“He eats like a pig!”


   “On the highway he’s a road hog.”  (“Road pig” just doesn’t sound right.)


   Above, “pig” is a simile. (look for like and as)

   And, “hog” is a metaphor.

   Further, in a general sense, both could be considered metaphors or better, perhaps, figures of speech.


   Metaphoric usage of language is not considered telling lies. In fact, a metaphor, in the general sense can often be the best way to say something.

   The Bible is full of metaphors. Jesus often used them.

   For more on all this use the DOOR.




   If one spends time in the Gospels (which detail Jesus’ ministry), Jesus–surprisingly perhaps–uses metaphors over and over as He preaches and teaches. One reason, perhaps, is that the reader has to do some work to dig out the meaning, even though some things may seem obvious to our eyes.

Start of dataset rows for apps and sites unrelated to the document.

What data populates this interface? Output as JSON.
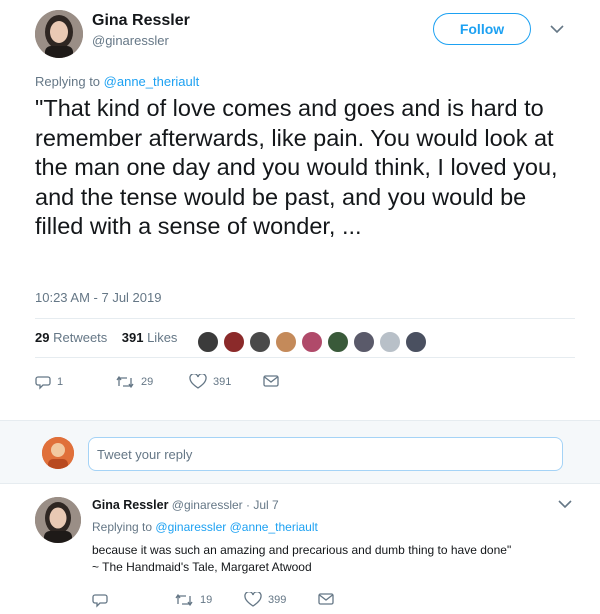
{
  "tweet": {
    "author_name": "Gina Ressler",
    "author_handle": "@ginaressler",
    "follow_label": "Follow",
    "replying_prefix": "Replying to",
    "replying_handle": "@anne_theriault",
    "text": "\"That kind of love comes and goes and is hard to remember afterwards, like pain. You would look at the man one day and you would think, I loved you, and the tense would be past, and you would be filled with a sense of wonder, ...",
    "timestamp": "10:23 AM - 7 Jul 2019",
    "retweets_count": "29",
    "retweets_label": "Retweets",
    "likes_count": "391",
    "likes_label": "Likes",
    "actions": {
      "replies": "1",
      "retweets": "29",
      "likes": "391"
    }
  },
  "likers": [
    {
      "icon": "avatar-icon",
      "color": "#3b3b3b"
    },
    {
      "icon": "avatar-icon",
      "color": "#8b2a2a"
    },
    {
      "icon": "avatar-icon",
      "color": "#4a4a4a"
    },
    {
      "icon": "avatar-icon",
      "color": "#c48a5a"
    },
    {
      "icon": "avatar-icon",
      "color": "#b04a6a"
    },
    {
      "icon": "avatar-icon",
      "color": "#3a5a3a"
    },
    {
      "icon": "avatar-icon",
      "color": "#5a5a6a"
    },
    {
      "icon": "avatar-icon",
      "color": "#b8c0c8"
    },
    {
      "icon": "avatar-icon",
      "color": "#4a5060"
    }
  ],
  "reply_box": {
    "placeholder": "Tweet your reply"
  },
  "reply": {
    "author_name": "Gina Ressler",
    "author_handle": "@ginaressler",
    "separator": "·",
    "date": "Jul 7",
    "replying_prefix": "Replying to",
    "replying_handles": "@ginaressler @anne_theriault",
    "text_line1": "because it was such an amazing and precarious and dumb thing to have done\"",
    "text_line2": "~ The Handmaid's Tale, Margaret Atwood",
    "actions": {
      "retweets": "19",
      "likes": "399"
    }
  },
  "colors": {
    "accent": "#1da1f2",
    "text": "#14171a",
    "secondary": "#657786",
    "divider": "#e6ecf0",
    "band": "#f5f8fa"
  }
}
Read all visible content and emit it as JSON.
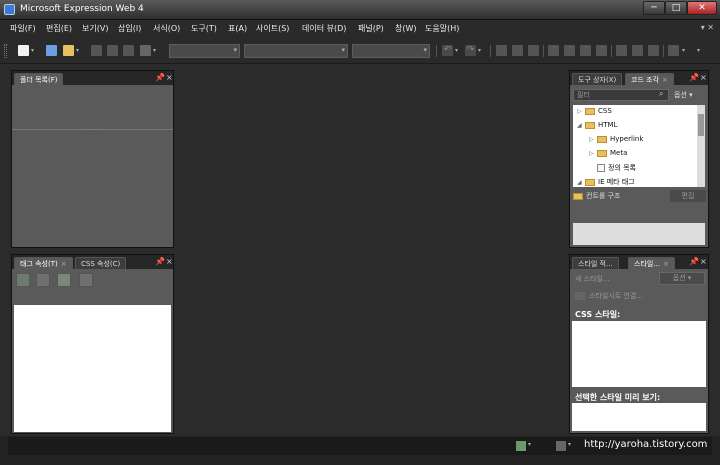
{
  "window": {
    "title": "Microsoft Expression Web 4",
    "min": "─",
    "max": "□",
    "close": "✕"
  },
  "menu": {
    "items": [
      "파일(F)",
      "편집(E)",
      "보기(V)",
      "삽입(I)",
      "서식(O)",
      "도구(T)",
      "표(A)",
      "사이트(S)",
      "데이터 뷰(D)",
      "패널(P)",
      "창(W)",
      "도움말(H)"
    ],
    "help_ctrl": "▾ ✕"
  },
  "toolbar": {
    "icons": [
      "new-page-icon",
      "open-icon",
      "save-icon",
      "publish-icon",
      "preview-icon",
      "undo-icon",
      "redo-icon",
      "bold-icon",
      "italic-icon",
      "underline-icon",
      "align-left-icon",
      "align-center-icon",
      "align-right-icon",
      "justify-icon",
      "numbered-list-icon",
      "bulleted-list-icon",
      "outdent-icon",
      "indent-icon",
      "borders-icon"
    ],
    "accent": "#3a7bd5"
  },
  "folder_panel": {
    "tab": "폴더 목록(F)",
    "pin": "📌",
    "close": "×"
  },
  "tag_panel": {
    "tab1": "태그 속성(T)",
    "tab1_close": "×",
    "tab2": "CSS 속성(C)",
    "pin": "📌",
    "close": "×"
  },
  "toolbox_panel": {
    "tab1": "도구 상자(X)",
    "tab2": "코드 조각",
    "tab2_close": "×",
    "filter_placeholder": "필터",
    "options": "옵션 ▾",
    "tree": [
      {
        "label": "CSS",
        "indent": 0,
        "expanded": false
      },
      {
        "label": "HTML",
        "indent": 0,
        "expanded": true
      },
      {
        "label": "Hyperlink",
        "indent": 1,
        "expanded": false
      },
      {
        "label": "Meta",
        "indent": 1,
        "expanded": false
      },
      {
        "label": "정의 목록",
        "indent": 1,
        "expanded": false
      },
      {
        "label": "IE 메타 태그",
        "indent": 0,
        "expanded": true
      }
    ],
    "footer_folder": "컨트롤 구조",
    "footer_btn": "편집"
  },
  "style_panel": {
    "tab1": "스타일 적...",
    "tab2": "스타일...",
    "tab2_close": "×",
    "new_style": "새 스타일...",
    "options": "옵션 ▾",
    "attach_stylesheet": "스타일시트 연결...",
    "css_styles_label": "CSS 스타일:",
    "preview_label": "선택한 스타일 미리 보기:"
  },
  "status": {
    "url": "http://yaroha.tistory.com"
  }
}
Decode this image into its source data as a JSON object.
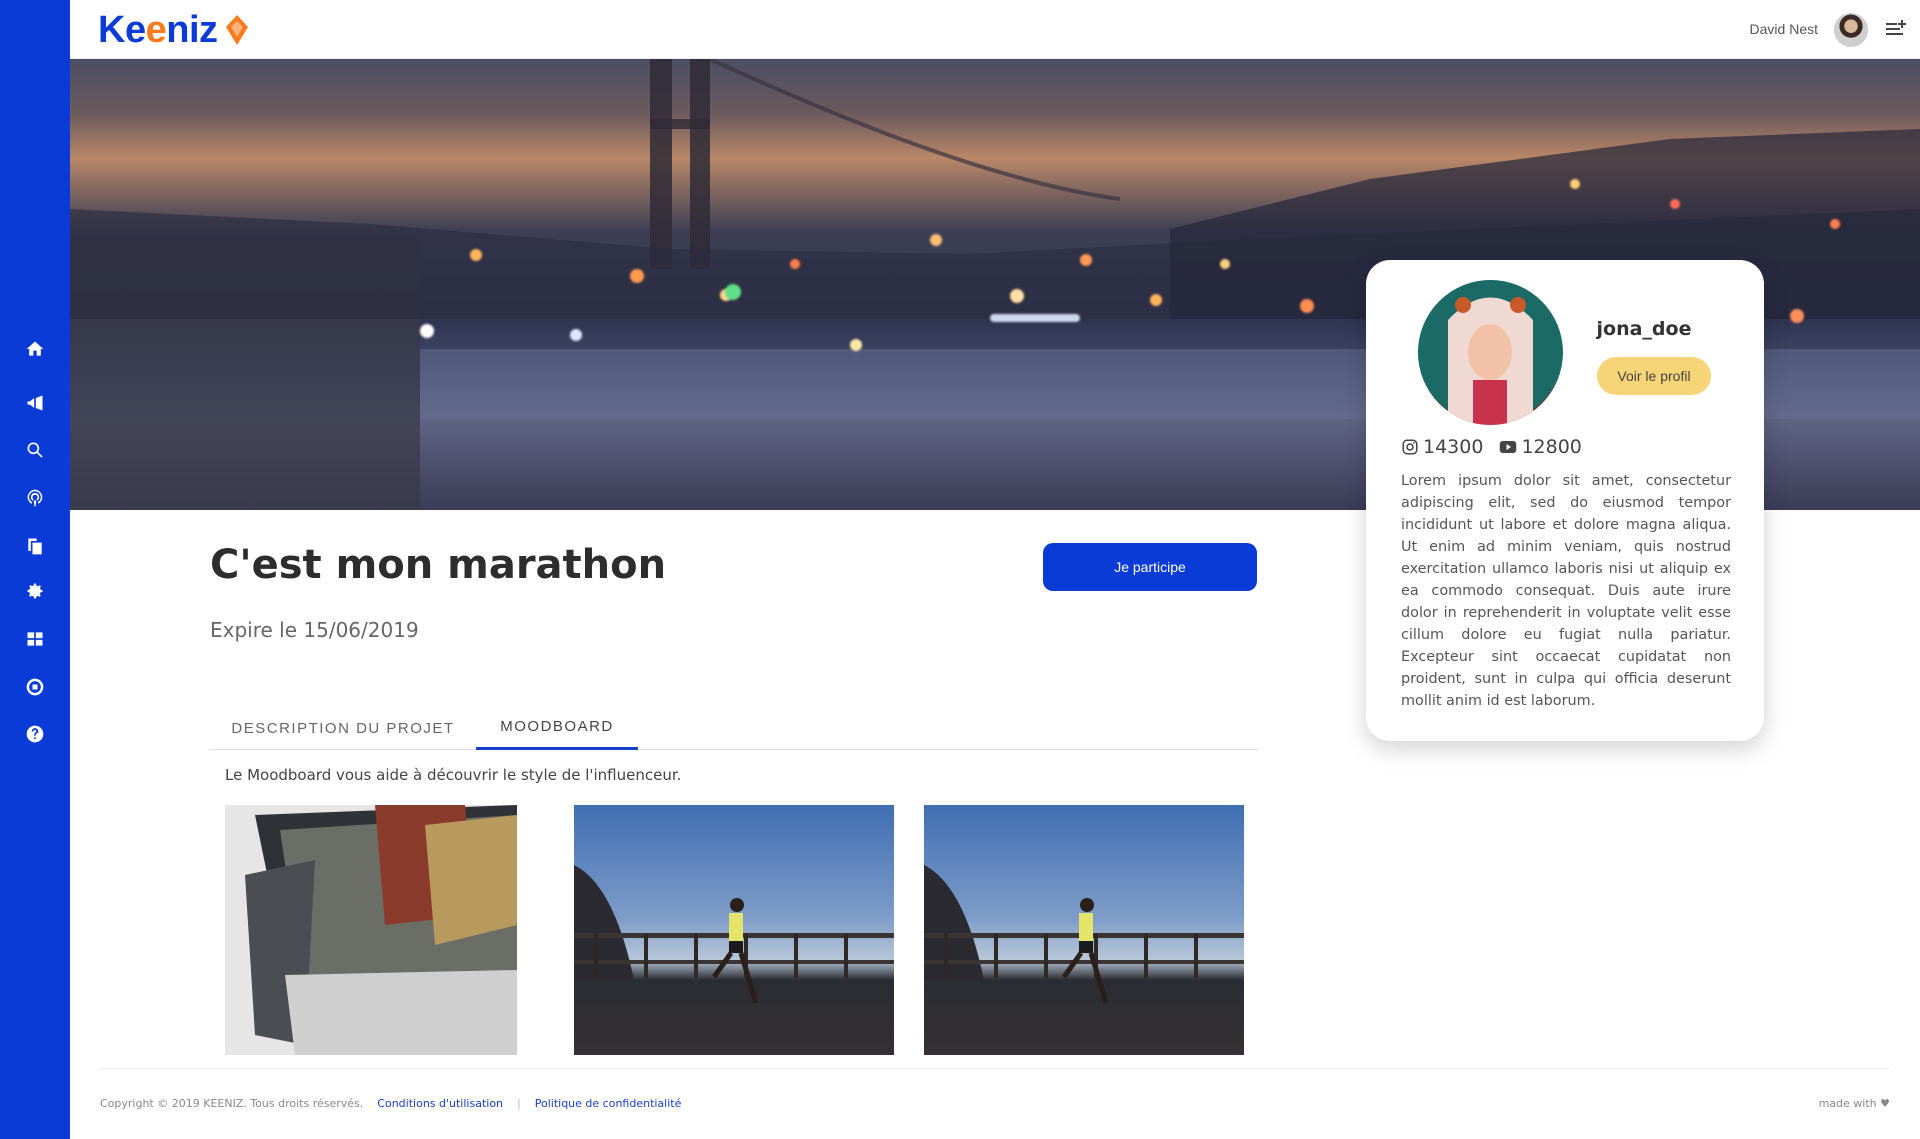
{
  "brand": {
    "name": "Keeniz",
    "colors": {
      "primary": "#0a3bd6",
      "accent": "#ff7a1a",
      "button_yellow": "#f7d477"
    }
  },
  "header": {
    "user_name": "David Nest"
  },
  "sidebar": {
    "items": [
      "home-icon",
      "megaphone-icon",
      "search-icon",
      "podcast-icon",
      "documents-icon",
      "gear-icon",
      "grid-icon",
      "record-icon",
      "help-icon"
    ]
  },
  "campaign": {
    "title": "C'est mon marathon",
    "expiry": "Expire le 15/06/2019",
    "participate_label": "Je participe"
  },
  "tabs": [
    {
      "label": "DESCRIPTION DU PROJET",
      "active": false
    },
    {
      "label": "MOODBOARD",
      "active": true
    }
  ],
  "moodboard": {
    "description": "Le Moodboard vous aide à découvrir le style de l'influenceur."
  },
  "profile": {
    "username": "jona_doe",
    "view_profile_label": "Voir le profil",
    "instagram_followers": "14300",
    "youtube_subscribers": "12800",
    "bio": "Lorem ipsum dolor sit amet, consectetur adipiscing elit, sed do eiusmod tempor incididunt ut labore et dolore magna aliqua. Ut enim ad minim veniam, quis nostrud exercitation ullamco laboris nisi ut aliquip ex ea commodo consequat. Duis aute irure dolor in reprehenderit in voluptate velit esse cillum dolore eu fugiat nulla pariatur. Excepteur sint occaecat cupidatat non proident, sunt in culpa qui officia deserunt mollit anim id est laborum."
  },
  "footer": {
    "copyright": "Copyright © 2019 KEENIZ. Tous droits réservés.",
    "terms": "Conditions d'utilisation",
    "privacy": "Politique de confidentialité",
    "made_with": "made with ♥"
  }
}
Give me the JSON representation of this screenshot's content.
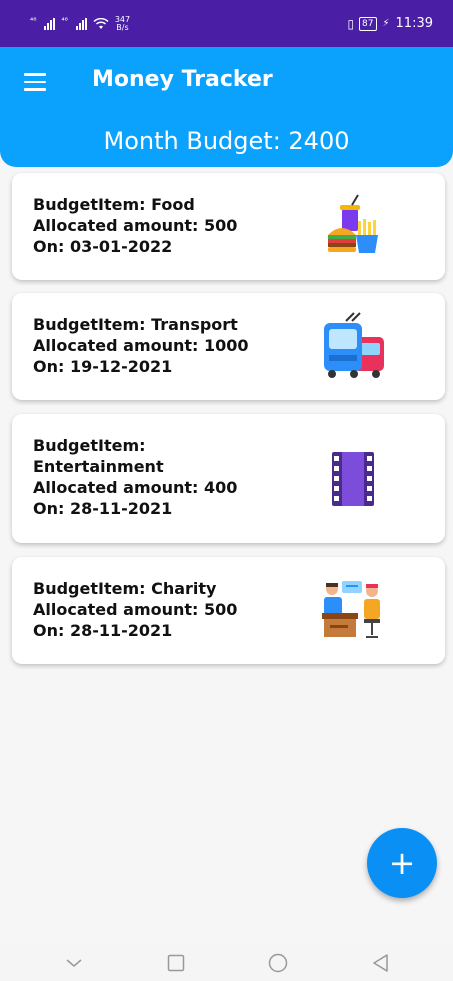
{
  "status_bar": {
    "sig1": "⁴⁶",
    "sig2": "⁴⁶",
    "net_speed_value": "347",
    "net_speed_unit": "B/s",
    "battery": "87",
    "time": "11:39"
  },
  "app_bar": {
    "title": "Money Tracker"
  },
  "budget": {
    "label": "Month Budget: 2400"
  },
  "items": [
    {
      "line1": "BudgetItem: Food",
      "line2": "Allocated amount: 500",
      "line3": "On: 03-01-2022",
      "icon": "food-icon"
    },
    {
      "line1": "BudgetItem: Transport",
      "line2": "Allocated amount: 1000",
      "line3": "On: 19-12-2021",
      "icon": "transport-icon"
    },
    {
      "line1": "BudgetItem:",
      "line1b": "Entertainment",
      "line2": "Allocated amount: 400",
      "line3": "On: 28-11-2021",
      "icon": "film-icon"
    },
    {
      "line1": "BudgetItem: Charity",
      "line2": "Allocated amount: 500",
      "line3": "On: 28-11-2021",
      "icon": "charity-icon"
    }
  ],
  "fab": {
    "label": "+"
  },
  "colors": {
    "status_bar": "#4a1fa6",
    "app_bar": "#0aa2fc",
    "fab": "#0a8ff5"
  }
}
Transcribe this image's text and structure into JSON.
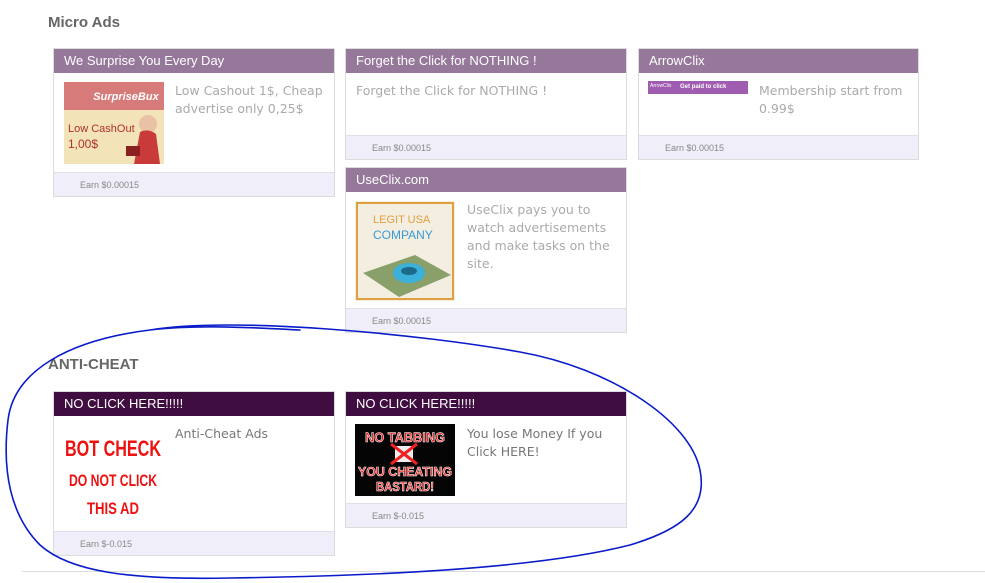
{
  "sections": {
    "micro_ads": {
      "title": "Micro Ads"
    },
    "anti_cheat": {
      "title": "ANTI-CHEAT"
    }
  },
  "ads": {
    "surprise": {
      "title": "We Surprise You Every Day",
      "desc": "Low Cashout 1$, Cheap advertise only 0,25$",
      "earn": "Earn $0.00015",
      "banner_brand": "SurpriseBux",
      "banner_line1": "Low CashOut",
      "banner_line2": "1,00$"
    },
    "forget": {
      "title": "Forget the Click for NOTHING !",
      "desc": "Forget the Click for NOTHING !",
      "earn": "Earn $0.00015"
    },
    "arrowclix": {
      "title": "ArrowClix",
      "desc": "Membership start from 0.99$",
      "earn": "Earn $0.00015",
      "banner_brand": "ArrowClix",
      "banner_text": "Get paid to click"
    },
    "useclix": {
      "title": "UseClix.com",
      "desc": "UseClix pays you to watch advertisements and make tasks on the site.",
      "earn": "Earn $0.00015",
      "banner_line1": "LEGIT USA",
      "banner_line2": "COMPANY"
    },
    "nocheck1": {
      "title": "NO CLICK HERE!!!!!",
      "desc": "Anti-Cheat Ads",
      "earn": "Earn $-0.015",
      "banner_line1": "BOT CHECK",
      "banner_line2": "DO NOT CLICK",
      "banner_line3": "THIS AD"
    },
    "nocheck2": {
      "title": "NO CLICK HERE!!!!!",
      "desc": "You lose Money If you Click HERE!",
      "earn": "Earn $-0.015",
      "banner_line1": "NO TABBING",
      "banner_line2": "YOU CHEATING",
      "banner_line3": "BASTARD!"
    }
  },
  "colors": {
    "header_purple": "#96789a",
    "header_dark": "#3f0d3f",
    "annotation_blue": "#0a1bc9"
  }
}
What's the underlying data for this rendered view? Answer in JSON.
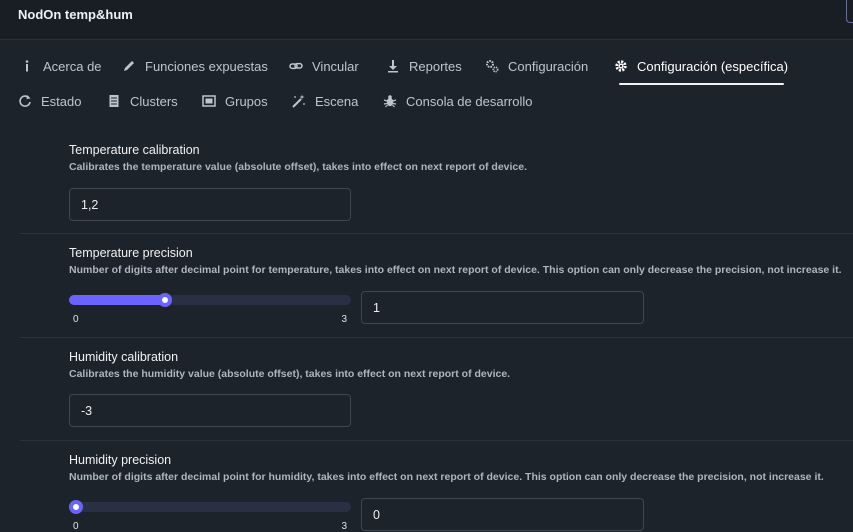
{
  "window": {
    "title": "NodOn temp&hum"
  },
  "tabs": [
    {
      "label": "Acerca de",
      "icon": "info-icon"
    },
    {
      "label": "Funciones expuestas",
      "icon": "pencil-icon"
    },
    {
      "label": "Vincular",
      "icon": "link-icon"
    },
    {
      "label": "Reportes",
      "icon": "download-icon"
    },
    {
      "label": "Configuración",
      "icon": "gears-icon"
    },
    {
      "label": "Configuración (específica)",
      "icon": "gear-icon",
      "active": true
    },
    {
      "label": "Estado",
      "icon": "refresh-icon"
    },
    {
      "label": "Clusters",
      "icon": "list-icon"
    },
    {
      "label": "Grupos",
      "icon": "group-icon"
    },
    {
      "label": "Escena",
      "icon": "magic-wand-icon"
    },
    {
      "label": "Consola de desarrollo",
      "icon": "bug-icon"
    }
  ],
  "settings": {
    "temperature_calibration": {
      "title": "Temperature calibration",
      "description": "Calibrates the temperature value (absolute offset), takes into effect on next report of device.",
      "value": "1,2"
    },
    "temperature_precision": {
      "title": "Temperature precision",
      "description": "Number of digits after decimal point for temperature, takes into effect on next report of device. This option can only decrease the precision, not increase it.",
      "min": "0",
      "max": "3",
      "level": 1,
      "value": "1"
    },
    "humidity_calibration": {
      "title": "Humidity calibration",
      "description": "Calibrates the humidity value (absolute offset), takes into effect on next report of device.",
      "value": "-3"
    },
    "humidity_precision": {
      "title": "Humidity precision",
      "description": "Number of digits after decimal point for humidity, takes into effect on next report of device. This option can only decrease the precision, not increase it.",
      "min": "0",
      "max": "3",
      "level": 0,
      "value": "0"
    }
  },
  "colors": {
    "background": "#1d232a",
    "accent": "#6b63ff",
    "track": "#293044"
  }
}
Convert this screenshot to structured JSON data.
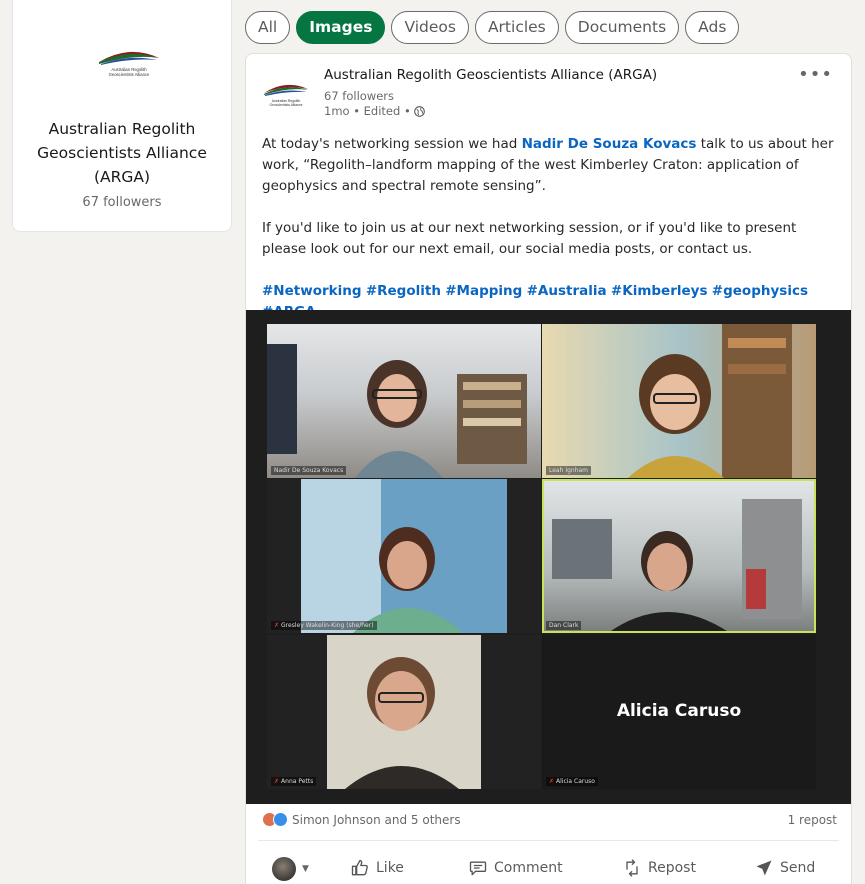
{
  "profile": {
    "org_name": "Australian Regolith Geoscientists Alliance (ARGA)",
    "followers": "67 followers",
    "logo_text": "Australian Regolith Geoscientists Alliance"
  },
  "filters": [
    {
      "label": "All",
      "active": false
    },
    {
      "label": "Images",
      "active": true
    },
    {
      "label": "Videos",
      "active": false
    },
    {
      "label": "Articles",
      "active": false
    },
    {
      "label": "Documents",
      "active": false
    },
    {
      "label": "Ads",
      "active": false
    }
  ],
  "post": {
    "author": "Australian Regolith Geoscientists Alliance (ARGA)",
    "followers": "67 followers",
    "meta": "1mo • Edited •",
    "more_icon": "•••",
    "text_before_mention": "At today's networking session we had ",
    "mention": "Nadir De Souza Kovacs",
    "text_after_mention": " talk to us about her work, “Regolith–landform mapping of the west Kimberley Craton: application of geophysics and spectral remote sensing”.",
    "paragraph2": "If you'd like to join us at our next networking session, or if you'd like to present please look out for our next email, our social media posts, or contact us.",
    "hashtags": [
      "#Networking",
      "#Regolith",
      "#Mapping",
      "#Australia",
      "#Kimberleys",
      "#geophysics",
      "#ARGA"
    ]
  },
  "meeting": {
    "participants": [
      {
        "name": "Nadir De Souza Kovacs",
        "muted": false,
        "active_speaker": false
      },
      {
        "name": "Leah Ignham",
        "muted": false,
        "active_speaker": false
      },
      {
        "name": "Gresley Wakelin-King (she/her)",
        "muted": true,
        "active_speaker": false
      },
      {
        "name": "Dan Clark",
        "muted": false,
        "active_speaker": true
      },
      {
        "name": "Anna Petts",
        "muted": true,
        "active_speaker": false
      },
      {
        "name": "Alicia Caruso",
        "muted": true,
        "active_speaker": false
      }
    ],
    "video_off_name": "Alicia Caruso"
  },
  "social": {
    "reactions_text": "Simon Johnson and 5 others",
    "reposts_text": "1 repost",
    "reaction_colors": {
      "love": "#df704d",
      "like": "#378fe9"
    }
  },
  "actions": {
    "like": "Like",
    "comment": "Comment",
    "repost": "Repost",
    "send": "Send"
  },
  "colors": {
    "brand_green": "#057642",
    "link_blue": "#0a66c2",
    "background": "#f3f2ef"
  }
}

   However, in a few cases, Jesus is very direct in explaining what his parables, or stories mean. Take for example the Parable of the Sower in Mark Ch. 4. The farmer sows seed which is eaten by birds, seed which lands on rocky ground, seed which falls among thorns, and seed which falls on good soil. Only the last seed grows and can be harvested and–note the detail: some seed yields thirtyfold, some sixtyfold, and some a hundredfold.

   Then Jesus explains the metaphor:

   The seed is the Word (of God).

   Some seed is taken away by Satan. (Certain parts of the seed? or just some seed?)

   Some seed (among rocks) is not able to take root so it dies.

   Some seed is choked by thorns which Jesus declares are “worries of the world,” “deceitfulness of riches,” and “desires for other things” so it also dies.

   Some seed, however, falls on good soil grows and gains by 30, 60, and 100 fold.

   So now is this metaphor explained by real facts? Well, Yes and No.

   What more remains?

   Well, the seed is the “Word” of God. But what Word in particular?  And how does Satan come from somewhere and take away the Word? Metaphor is still in play here. But the cause and effect is more clear. The “worries…,” “riches,” and “bad desires” are helpfully categorized but not detailed. We need more thinking about this.

   The good seed is not messed with and presumably gets enough water  so it grows. But look: The yield varies! Why? we’re not told. But we’re left to assume even good seed is affected by other–unidentified–factors that determine the harvest results.

   We get some fuzzy generalities here and some about what affects what.

   But we get the point.

   And metaphor is a great way to drive it home.